This is a fantastic version and it is truly remarkable how the arcade game was minaturised and squeezed into the little screen of the Gameboy. It looks and sounds great, and plays really fluidly. Whereas some of the games feel a bit of a chore to play, this is actually great fun.

11. Sega Mega Drive
Easily the best home version of Marble Madness is the version released for the Mega Drive. It is pretty much a straight conversion of the arcade game, looking, sounding and playing as close to the original as possible. This verson also features difficulty level settings to make the game easier or harder for you.
Rumour has it that there were actually two versions of Marble Madness released for the Mega Drive. The one everybody knows about is the version released by Electronic Arts for the US and European markets and as described above, it's a fantastic conversion. However, apparently Tengen released a Japanese version, which is even more arcade-perfect. Unfortunately, the game goes for a fortune on eBay, and isn't available as a ROM to be played through an emulator, so finding out whether it is different and/or better than the Electronic Arts version isn't easy.

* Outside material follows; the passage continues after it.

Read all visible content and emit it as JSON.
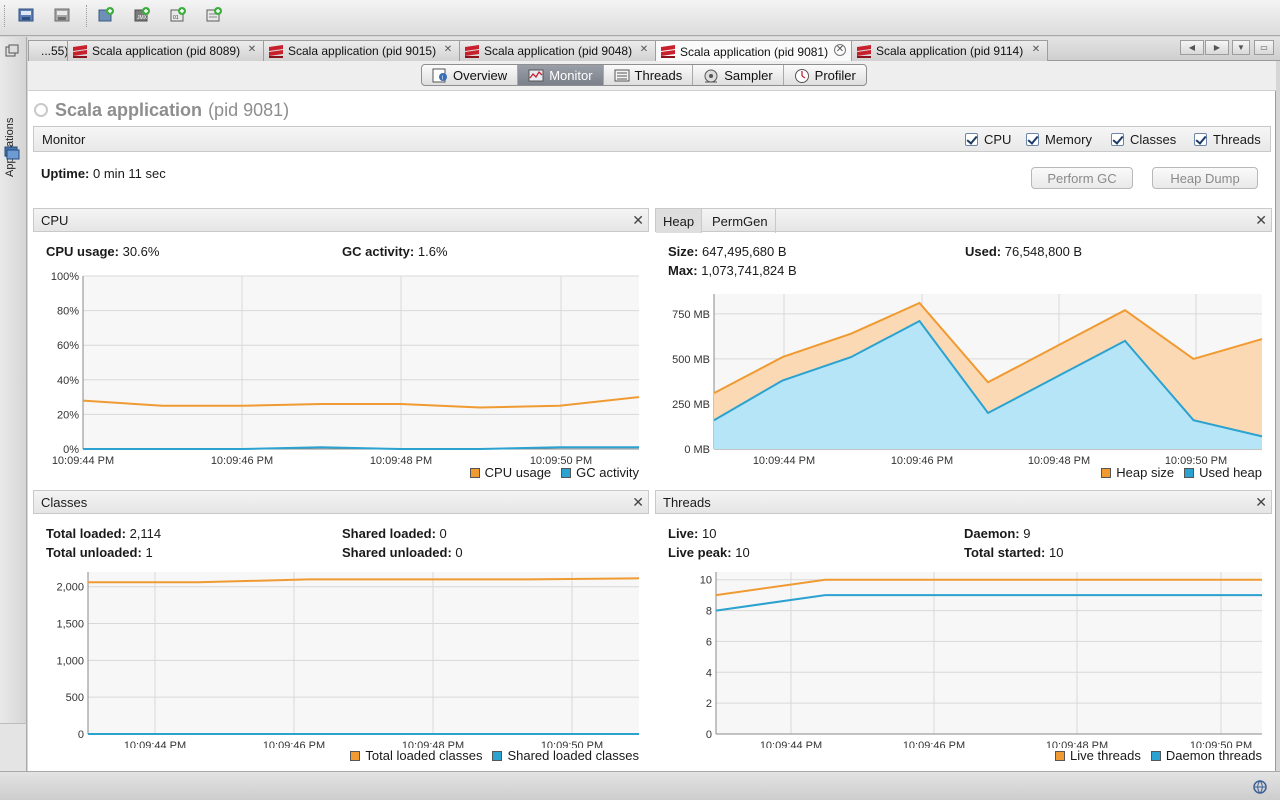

In conclusion, there were numerous conversions of Marble Madness for a variety of systems, ranging from totally awful yo absolutely terrific. The downside of all versions is that the arcade game was too short, with only six levels, and none of the conversions add anything extra to the arcade game. It might be that the Mega Drive version comes out as best, but did the original price tag of £40 actually represent good value for money? Plus, the arcade game wasn't really that much fun, was it? More annoying than entertaining.

As an extra treat, seeing as I'm now getting a little better a capturing video and putting it on YouTube, here's a video comparing each of the versions above!